ENGLISH MUFFIN: Named for its spectacular nooks and crannies, invertebrates, soft corals, and shrimp abound. Great for macro photography. Depth ranges from 50′ to 72′ in the sand and 80-110` on the back or eastern side. Don’t forget to bring the butter and jam on this dive.
BRIGHTON LEDGE: This vertical cliff ledge soars from 70′ to 45′ on top. The reef runs for nearly a mile and a half along the north Boca coastline, making it an ideal site for our famous drift dives. With the frequent siting of turtles, this reef should be called turtle ledge. This reef is due east of a beach where there are hundreds of turtle nesting sites. Loggerheads and green, ridley, and hawksbill, and leatherback turtles nest here.
HONEYCOMBS: The many holes and ledges on top of this reef make this an excellent second site on our quest for an underwater adventure. Lobsters and colorful marine life are both plentiful. The top of this reef is very shallow, anywhere from 37 feet to about 50 ft.
BOCA TRENCH: This fantastic reef sits at 45′ with a ledge that drops down to 73′. The reef sweeps toward shore at the north end, and the current has cut out a huge cavern. Many interesting creatures are known to hang out here, including a large green moray. Sharp ledges and overhangs- turtles, lobster, and morays common. This reef has a resident goliath grouper as well—around 300 pounds.
MORAY BEND: This is another beautiful part of the third reef system. It has incredible sheer ledges with gorgonians and sea fans. The reef weaves east and west while running north-south. With a really nice and high western ledge. Has several different species of moray eels.

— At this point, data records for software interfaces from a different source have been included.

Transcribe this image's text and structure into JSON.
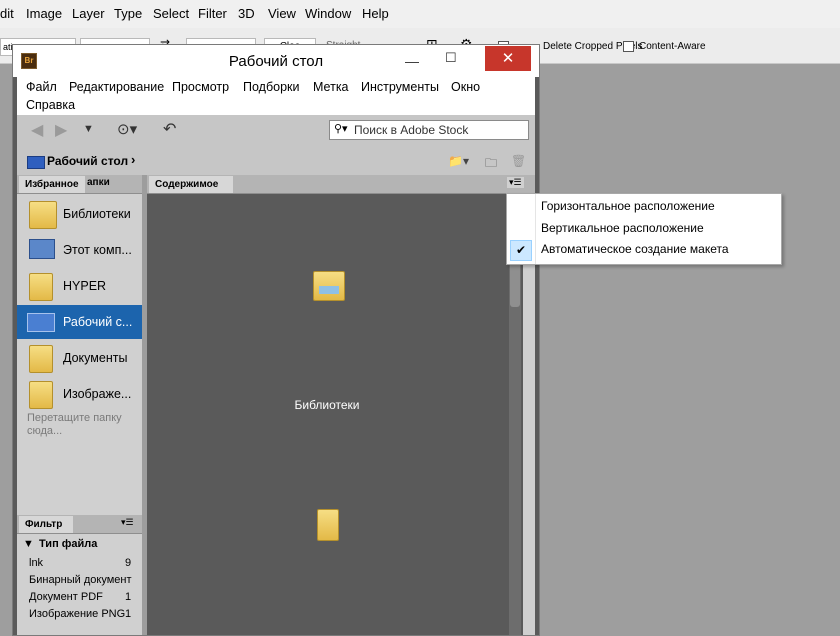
{
  "ps_menu": [
    "dit",
    "Image",
    "Layer",
    "Type",
    "Select",
    "Filter",
    "3D",
    "View",
    "Window",
    "Help"
  ],
  "ps_options": {
    "field1": "ation",
    "button_partial": "Clea",
    "straighten_partial": "Straight",
    "delete_cropped": "Delete Cropped Pixels",
    "content_aware": "Content-Aware"
  },
  "bridge": {
    "logo": "Br",
    "title": "Рабочий стол",
    "close": "✕",
    "menu": [
      "Файл",
      "Редактирование",
      "Просмотр",
      "Подборки",
      "Метка",
      "Инструменты",
      "Окно",
      "Справка"
    ],
    "search_placeholder": "Поиск в Adobe Stock",
    "path": "Рабочий стол",
    "left_tabs": [
      "Избранное",
      "апки"
    ],
    "favorites": [
      "Библиотеки",
      "Этот комп...",
      "HYPER",
      "Рабочий с...",
      "Документы",
      "Изображе..."
    ],
    "drag_hint": "Перетащите папку сюда...",
    "filter_tab": "Фильтр",
    "filter_header": "Тип файла",
    "filter_rows": [
      {
        "label": "lnk",
        "count": "9"
      },
      {
        "label": "Бинарный документ",
        "count": ""
      },
      {
        "label": "Документ PDF",
        "count": "1"
      },
      {
        "label": "Изображение PNG",
        "count": "1"
      }
    ],
    "content_tab": "Содержимое",
    "content_items": [
      "Библиотеки"
    ]
  },
  "context_menu": {
    "items": [
      "Горизонтальное расположение",
      "Вертикальное расположение",
      "Автоматическое создание макета"
    ],
    "checked_index": 2
  }
}
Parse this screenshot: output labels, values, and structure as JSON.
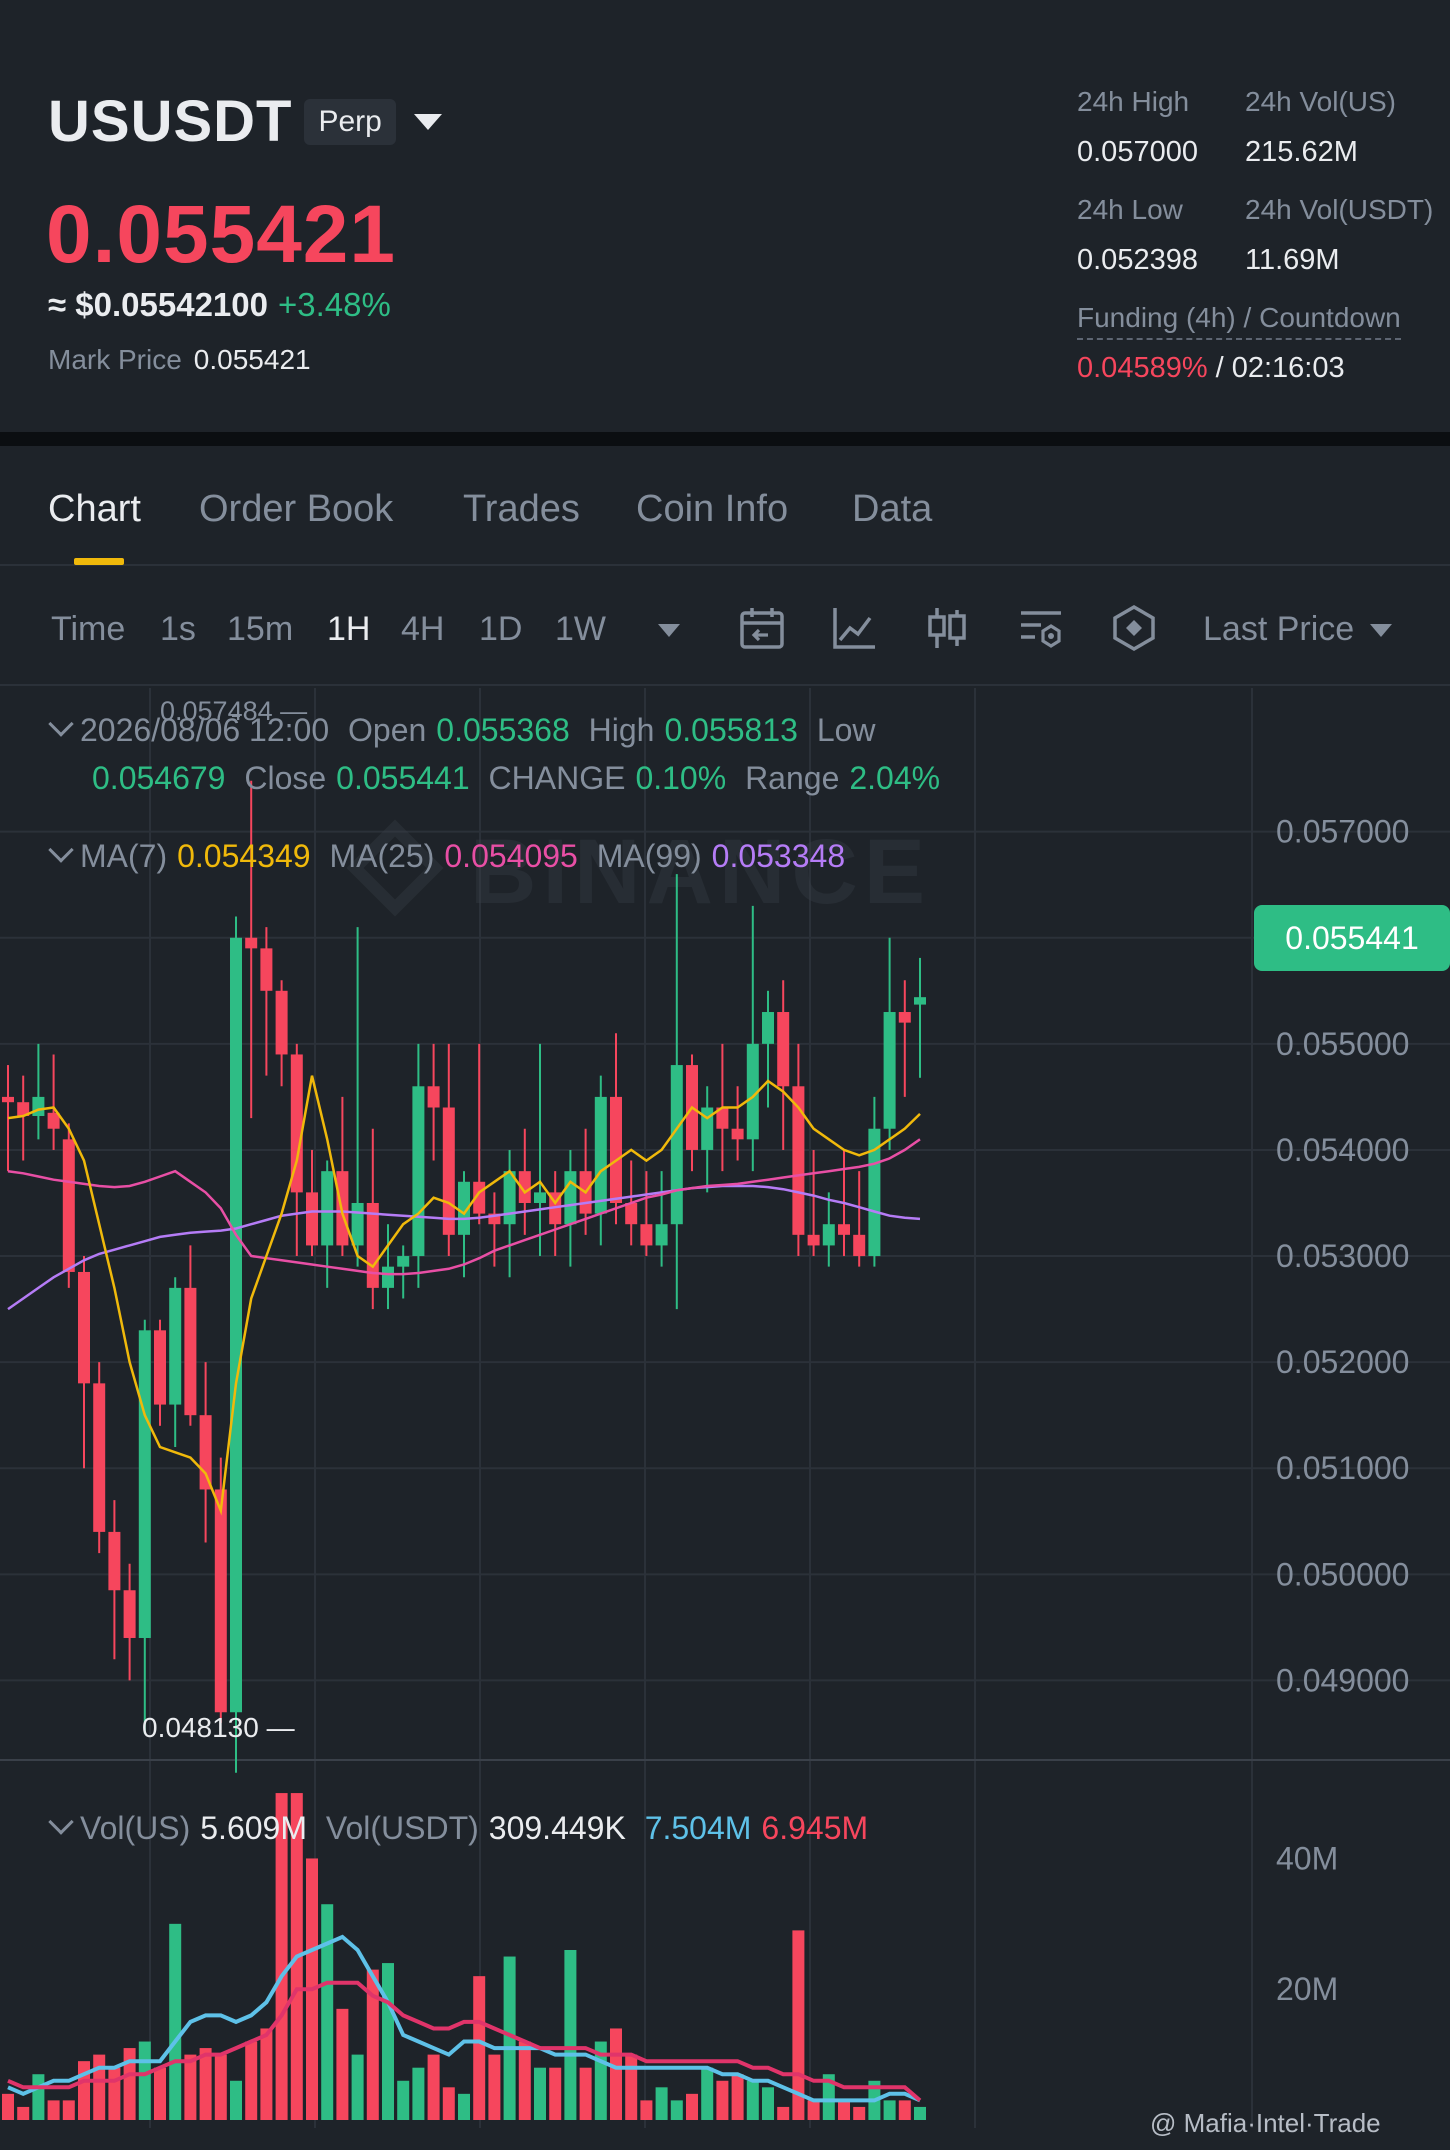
{
  "header": {
    "symbol": "USUSDT",
    "badge": "Perp",
    "last_price": "0.055421",
    "usd_approx": "≈ $0.05542100",
    "change_pct": "+3.48%",
    "mark_price_label": "Mark Price",
    "mark_price": "0.055421",
    "stats": {
      "high_label": "24h High",
      "high": "0.057000",
      "vol_us_label": "24h Vol(US)",
      "vol_us": "215.62M",
      "low_label": "24h Low",
      "low": "0.052398",
      "vol_usdt_label": "24h Vol(USDT)",
      "vol_usdt": "11.69M",
      "funding_label": "Funding (4h) / Countdown",
      "funding_rate": "0.04589%",
      "funding_sep": "/",
      "countdown": "02:16:03"
    }
  },
  "tabs": [
    "Chart",
    "Order Book",
    "Trades",
    "Coin Info",
    "Data"
  ],
  "toolbar": {
    "timeframes": [
      "Time",
      "1s",
      "15m",
      "1H",
      "4H",
      "1D",
      "1W"
    ],
    "active_timeframe": "1H",
    "icons": [
      "calendar-icon",
      "indicator-icon",
      "candle-type-icon",
      "settings-icon",
      "depth-icon"
    ],
    "price_type": "Last Price"
  },
  "legend": {
    "datetime": "2026/08/06 12:00",
    "open_label": "Open",
    "open": "0.055368",
    "high_label": "High",
    "high": "0.055813",
    "low_label": "Low",
    "low": "0.054679",
    "close_label": "Close",
    "close": "0.055441",
    "change_label": "CHANGE",
    "change": "0.10%",
    "range_label": "Range",
    "range": "2.04%",
    "ma7_label": "MA(7)",
    "ma7": "0.054349",
    "ma25_label": "MA(25)",
    "ma25": "0.054095",
    "ma99_label": "MA(99)",
    "ma99": "0.053348",
    "vol_us_label": "Vol(US)",
    "vol_us": "5.609M",
    "vol_usdt_label": "Vol(USDT)",
    "vol_usdt": "309.449K",
    "vol_ma1": "7.504M",
    "vol_ma2": "6.945M"
  },
  "chart_notes": {
    "high_marker": "0.057484 —",
    "low_marker": "0.048130 —",
    "current_tag": "0.055441"
  },
  "watermark": "@ Mafia·Intel·Trade",
  "colors": {
    "up": "#2ebd85",
    "down": "#f6465d",
    "ma7": "#f0b90b",
    "ma25": "#e84fa5",
    "ma99": "#b57cf6",
    "vol_ma1": "#5ec1e8",
    "vol_ma2": "#e0346a",
    "accent": "#f0b90b"
  },
  "chart_data": {
    "type": "candlestick",
    "price_axis": [
      "0.057000",
      "0.056000",
      "0.055000",
      "0.054000",
      "0.053000",
      "0.052000",
      "0.051000",
      "0.050000",
      "0.049000"
    ],
    "volume_axis": [
      "40M",
      "20M"
    ],
    "ylim": [
      0.04825,
      0.0576
    ],
    "candles": [
      {
        "o": 0.0545,
        "h": 0.0548,
        "l": 0.0538,
        "c": 0.05445
      },
      {
        "o": 0.05445,
        "h": 0.0547,
        "l": 0.0539,
        "c": 0.05432
      },
      {
        "o": 0.05432,
        "h": 0.055,
        "l": 0.0541,
        "c": 0.0545
      },
      {
        "o": 0.05435,
        "h": 0.0549,
        "l": 0.054,
        "c": 0.0542
      },
      {
        "o": 0.0541,
        "h": 0.05425,
        "l": 0.0527,
        "c": 0.05285
      },
      {
        "o": 0.05285,
        "h": 0.053,
        "l": 0.051,
        "c": 0.0518
      },
      {
        "o": 0.0518,
        "h": 0.052,
        "l": 0.0502,
        "c": 0.0504
      },
      {
        "o": 0.0504,
        "h": 0.0507,
        "l": 0.0492,
        "c": 0.04985
      },
      {
        "o": 0.04985,
        "h": 0.0501,
        "l": 0.049,
        "c": 0.0494
      },
      {
        "o": 0.0494,
        "h": 0.0524,
        "l": 0.0485,
        "c": 0.0523
      },
      {
        "o": 0.0523,
        "h": 0.0524,
        "l": 0.0514,
        "c": 0.0516
      },
      {
        "o": 0.0516,
        "h": 0.0528,
        "l": 0.0512,
        "c": 0.0527
      },
      {
        "o": 0.0527,
        "h": 0.0531,
        "l": 0.0514,
        "c": 0.0515
      },
      {
        "o": 0.0515,
        "h": 0.052,
        "l": 0.0503,
        "c": 0.0508
      },
      {
        "o": 0.0508,
        "h": 0.0511,
        "l": 0.0486,
        "c": 0.0487
      },
      {
        "o": 0.0487,
        "h": 0.0562,
        "l": 0.04813,
        "c": 0.056
      },
      {
        "o": 0.056,
        "h": 0.05748,
        "l": 0.0543,
        "c": 0.0559
      },
      {
        "o": 0.0559,
        "h": 0.0561,
        "l": 0.0547,
        "c": 0.0555
      },
      {
        "o": 0.0555,
        "h": 0.0556,
        "l": 0.0546,
        "c": 0.0549
      },
      {
        "o": 0.0549,
        "h": 0.055,
        "l": 0.053,
        "c": 0.0536
      },
      {
        "o": 0.0536,
        "h": 0.054,
        "l": 0.053,
        "c": 0.0531
      },
      {
        "o": 0.0531,
        "h": 0.0539,
        "l": 0.0527,
        "c": 0.0538
      },
      {
        "o": 0.0538,
        "h": 0.0545,
        "l": 0.053,
        "c": 0.0531
      },
      {
        "o": 0.0531,
        "h": 0.0561,
        "l": 0.0529,
        "c": 0.0535
      },
      {
        "o": 0.0535,
        "h": 0.0542,
        "l": 0.0525,
        "c": 0.0527
      },
      {
        "o": 0.0527,
        "h": 0.0533,
        "l": 0.0525,
        "c": 0.0529
      },
      {
        "o": 0.0529,
        "h": 0.0531,
        "l": 0.0526,
        "c": 0.053
      },
      {
        "o": 0.053,
        "h": 0.055,
        "l": 0.0527,
        "c": 0.0546
      },
      {
        "o": 0.0546,
        "h": 0.055,
        "l": 0.0539,
        "c": 0.0544
      },
      {
        "o": 0.0544,
        "h": 0.055,
        "l": 0.053,
        "c": 0.0532
      },
      {
        "o": 0.0532,
        "h": 0.0538,
        "l": 0.0528,
        "c": 0.0537
      },
      {
        "o": 0.0537,
        "h": 0.055,
        "l": 0.0533,
        "c": 0.0534
      },
      {
        "o": 0.0534,
        "h": 0.0536,
        "l": 0.0529,
        "c": 0.0533
      },
      {
        "o": 0.0533,
        "h": 0.054,
        "l": 0.0528,
        "c": 0.0538
      },
      {
        "o": 0.0538,
        "h": 0.0542,
        "l": 0.0532,
        "c": 0.0535
      },
      {
        "o": 0.0535,
        "h": 0.055,
        "l": 0.053,
        "c": 0.0536
      },
      {
        "o": 0.0536,
        "h": 0.0538,
        "l": 0.053,
        "c": 0.0533
      },
      {
        "o": 0.0533,
        "h": 0.054,
        "l": 0.0529,
        "c": 0.0538
      },
      {
        "o": 0.0538,
        "h": 0.0542,
        "l": 0.0532,
        "c": 0.0534
      },
      {
        "o": 0.0534,
        "h": 0.0547,
        "l": 0.0531,
        "c": 0.0545
      },
      {
        "o": 0.0545,
        "h": 0.0551,
        "l": 0.0533,
        "c": 0.0535
      },
      {
        "o": 0.0535,
        "h": 0.0539,
        "l": 0.0531,
        "c": 0.0533
      },
      {
        "o": 0.0533,
        "h": 0.0538,
        "l": 0.053,
        "c": 0.0531
      },
      {
        "o": 0.0531,
        "h": 0.0538,
        "l": 0.0529,
        "c": 0.0533
      },
      {
        "o": 0.0533,
        "h": 0.0566,
        "l": 0.0525,
        "c": 0.0548
      },
      {
        "o": 0.0548,
        "h": 0.0549,
        "l": 0.0538,
        "c": 0.054
      },
      {
        "o": 0.054,
        "h": 0.0546,
        "l": 0.0536,
        "c": 0.0544
      },
      {
        "o": 0.0544,
        "h": 0.055,
        "l": 0.0538,
        "c": 0.0542
      },
      {
        "o": 0.0542,
        "h": 0.0546,
        "l": 0.0539,
        "c": 0.0541
      },
      {
        "o": 0.0541,
        "h": 0.0563,
        "l": 0.0538,
        "c": 0.055
      },
      {
        "o": 0.055,
        "h": 0.0555,
        "l": 0.0544,
        "c": 0.0553
      },
      {
        "o": 0.0553,
        "h": 0.0556,
        "l": 0.054,
        "c": 0.0546
      },
      {
        "o": 0.0546,
        "h": 0.055,
        "l": 0.053,
        "c": 0.0532
      },
      {
        "o": 0.0532,
        "h": 0.054,
        "l": 0.053,
        "c": 0.0531
      },
      {
        "o": 0.0531,
        "h": 0.0536,
        "l": 0.0529,
        "c": 0.0533
      },
      {
        "o": 0.0533,
        "h": 0.054,
        "l": 0.053,
        "c": 0.0532
      },
      {
        "o": 0.0532,
        "h": 0.0538,
        "l": 0.0529,
        "c": 0.053
      },
      {
        "o": 0.053,
        "h": 0.0545,
        "l": 0.0529,
        "c": 0.0542
      },
      {
        "o": 0.0542,
        "h": 0.056,
        "l": 0.054,
        "c": 0.0553
      },
      {
        "o": 0.0553,
        "h": 0.0556,
        "l": 0.0545,
        "c": 0.0552
      },
      {
        "o": 0.05537,
        "h": 0.05581,
        "l": 0.05468,
        "c": 0.05544
      }
    ],
    "ma7": [
      0.0543,
      0.05432,
      0.05438,
      0.0544,
      0.0542,
      0.0539,
      0.0533,
      0.0527,
      0.052,
      0.0515,
      0.0512,
      0.05115,
      0.0511,
      0.05095,
      0.0506,
      0.0518,
      0.0526,
      0.053,
      0.0534,
      0.0539,
      0.0547,
      0.0541,
      0.0534,
      0.053,
      0.0529,
      0.0531,
      0.0533,
      0.0534,
      0.05355,
      0.0535,
      0.0534,
      0.0536,
      0.0537,
      0.0538,
      0.0536,
      0.0537,
      0.0535,
      0.0537,
      0.0536,
      0.0538,
      0.0539,
      0.054,
      0.0539,
      0.054,
      0.0542,
      0.0544,
      0.0543,
      0.0544,
      0.0544,
      0.0545,
      0.05465,
      0.05455,
      0.0544,
      0.0542,
      0.0541,
      0.054,
      0.05395,
      0.054,
      0.0541,
      0.0542,
      0.05434
    ],
    "ma25": [
      0.0538,
      0.05378,
      0.05375,
      0.05372,
      0.0537,
      0.05368,
      0.05366,
      0.05365,
      0.05366,
      0.0537,
      0.05375,
      0.0538,
      0.0537,
      0.0536,
      0.05345,
      0.0532,
      0.053,
      0.05298,
      0.05296,
      0.05294,
      0.05292,
      0.0529,
      0.05288,
      0.05286,
      0.05284,
      0.05283,
      0.05283,
      0.05284,
      0.05286,
      0.05288,
      0.05292,
      0.05298,
      0.05305,
      0.0531,
      0.05315,
      0.0532,
      0.05325,
      0.0533,
      0.05335,
      0.0534,
      0.05345,
      0.0535,
      0.05355,
      0.05358,
      0.05362,
      0.05364,
      0.05366,
      0.05367,
      0.05368,
      0.0537,
      0.05372,
      0.05374,
      0.05376,
      0.05378,
      0.0538,
      0.05382,
      0.05384,
      0.05387,
      0.05392,
      0.054,
      0.0541
    ],
    "ma99": [
      0.0525,
      0.0526,
      0.0527,
      0.0528,
      0.05288,
      0.05296,
      0.05302,
      0.05306,
      0.0531,
      0.05314,
      0.05318,
      0.0532,
      0.05322,
      0.05323,
      0.05324,
      0.05326,
      0.0533,
      0.05334,
      0.05338,
      0.0534,
      0.05342,
      0.05342,
      0.05342,
      0.05341,
      0.0534,
      0.05339,
      0.05338,
      0.05337,
      0.05336,
      0.05335,
      0.05335,
      0.05336,
      0.05338,
      0.0534,
      0.05342,
      0.05344,
      0.05346,
      0.05348,
      0.0535,
      0.05352,
      0.05354,
      0.05356,
      0.05358,
      0.0536,
      0.05362,
      0.05364,
      0.05365,
      0.05366,
      0.05366,
      0.05366,
      0.05365,
      0.05363,
      0.0536,
      0.05357,
      0.05353,
      0.0535,
      0.05346,
      0.05342,
      0.05338,
      0.05336,
      0.05335
    ],
    "volume_M": [
      4,
      2,
      7,
      3,
      3,
      9,
      10,
      8,
      11,
      12,
      8,
      30,
      10,
      11,
      10,
      6,
      12,
      14,
      50,
      50,
      40,
      33,
      17,
      10,
      23,
      24,
      6,
      8,
      10,
      5,
      4,
      22,
      10,
      25,
      12,
      8,
      8,
      26,
      8,
      12,
      14,
      10,
      3,
      5,
      3,
      4,
      8,
      6,
      7,
      6,
      5,
      2,
      29,
      3,
      7,
      3,
      2,
      6,
      3,
      3,
      2
    ],
    "vol_ma1": [
      5,
      4,
      5,
      6,
      6,
      7,
      8,
      8,
      9,
      9,
      9,
      12,
      15,
      16,
      16,
      15,
      16,
      18,
      22,
      25,
      26,
      27,
      28,
      26,
      22,
      18,
      13,
      12,
      11,
      10,
      12,
      12,
      11,
      11,
      11,
      11,
      10,
      10,
      10,
      9,
      8,
      8,
      8,
      8,
      8,
      8,
      8,
      7,
      7,
      6,
      6,
      5,
      4,
      3,
      3,
      3,
      3,
      3,
      4,
      4,
      3
    ],
    "vol_ma2": [
      6,
      5,
      5,
      5,
      5,
      6,
      6,
      6,
      7,
      7,
      8,
      9,
      9,
      10,
      10,
      11,
      12,
      13,
      16,
      20,
      20,
      21,
      21,
      21,
      19,
      18,
      16,
      15,
      14,
      14,
      15,
      15,
      14,
      13,
      12,
      11,
      11,
      11,
      11,
      10,
      10,
      10,
      9,
      9,
      9,
      9,
      9,
      9,
      9,
      8,
      8,
      7,
      7,
      6,
      6,
      5,
      5,
      5,
      5,
      5,
      3
    ]
  }
}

Greens and sharptail and spotted and purple mouth and golden and chainlink moray eels.
CHALFONTE: Named after The first tall condo built in Boca, The fish seem to love this area as they swarm through nooks and crevices. An old old lobster still maintains a hideaway here where no one has been able to reach. Huge schools of reef fish as well! Has a great western drop-off to the sand.
BOCA ARTIFICIAL REEF LEDGE: Named for the artificial areojacks we put down in the late ’70s with FAU. It’s a natural reef with lots of critters using large overhangs and steep ledges for protection. Turtles are often found sleeping here at night—a great reef for photography.

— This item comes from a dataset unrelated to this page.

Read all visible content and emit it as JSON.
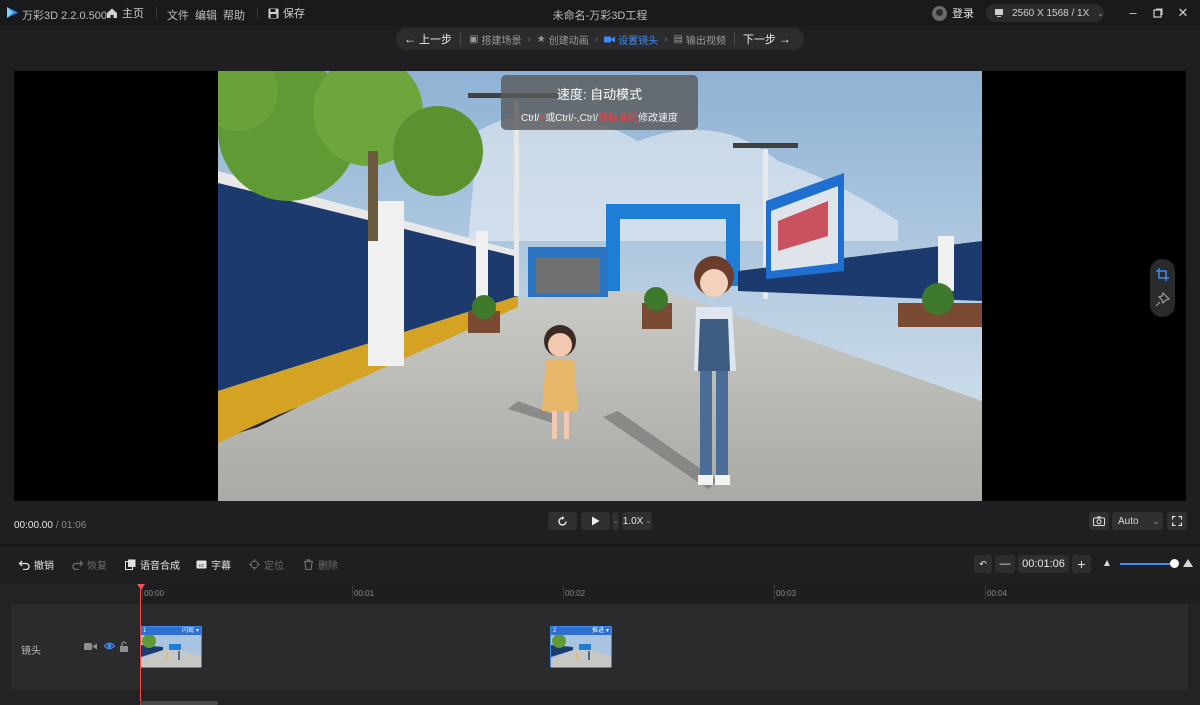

CRAB COVE: This 60′ reef drops from 40′ to 72′ in stages and is a favorite for night dives. One night at the opening of lobster season, two nurse sharks were caught in the act of “playing doctor.” Great lobster reef. This reef is good with a slow current because of its length—beautiful drop-offs and coral.
SANCTUARY: This third reef has twin ledges with drop-offs facing both east and west. The valley in between is wide enough for nice drop-offs yet narrow enough to swim from one side to the other. Has one of the shallowest tops of our third reef system. One of the few reefs with a black durgeon population.
OPAL TOWERS: 28′ – 45′ reef with holes and caves (not big enough to fit in)- a great spot for lobster, topicals, barracuda, and corals. For the last few years, a 200 lb goliath grouper has been hanging around—two mounds of coral on the south end of this reef.
HILLSBOROUGH LEDGE: Depth 30` – 45`. This part of the second reef splits off into ridges running north and south. There are beautiful wide ledges and great hiding spots for lobsters and other critters. Every spring, a friendly manta ray cruises through for a while. this is the area that we see our whale sharks when they migrate thru between December and February. Our Diveboat Diversity FB page has a great video by Rich Collins of a whale shark seen here.
SEPARATED ROCKS A reef is a little different. It’s 17 different coral reef islands, which hook and curve as it runs north and west. They have separated by about a boat length apart and are about a quarter to a football field in size. It sits in 28` – 45 ft of water. An awesome lobster spot! Loads of tropical fish and sharks.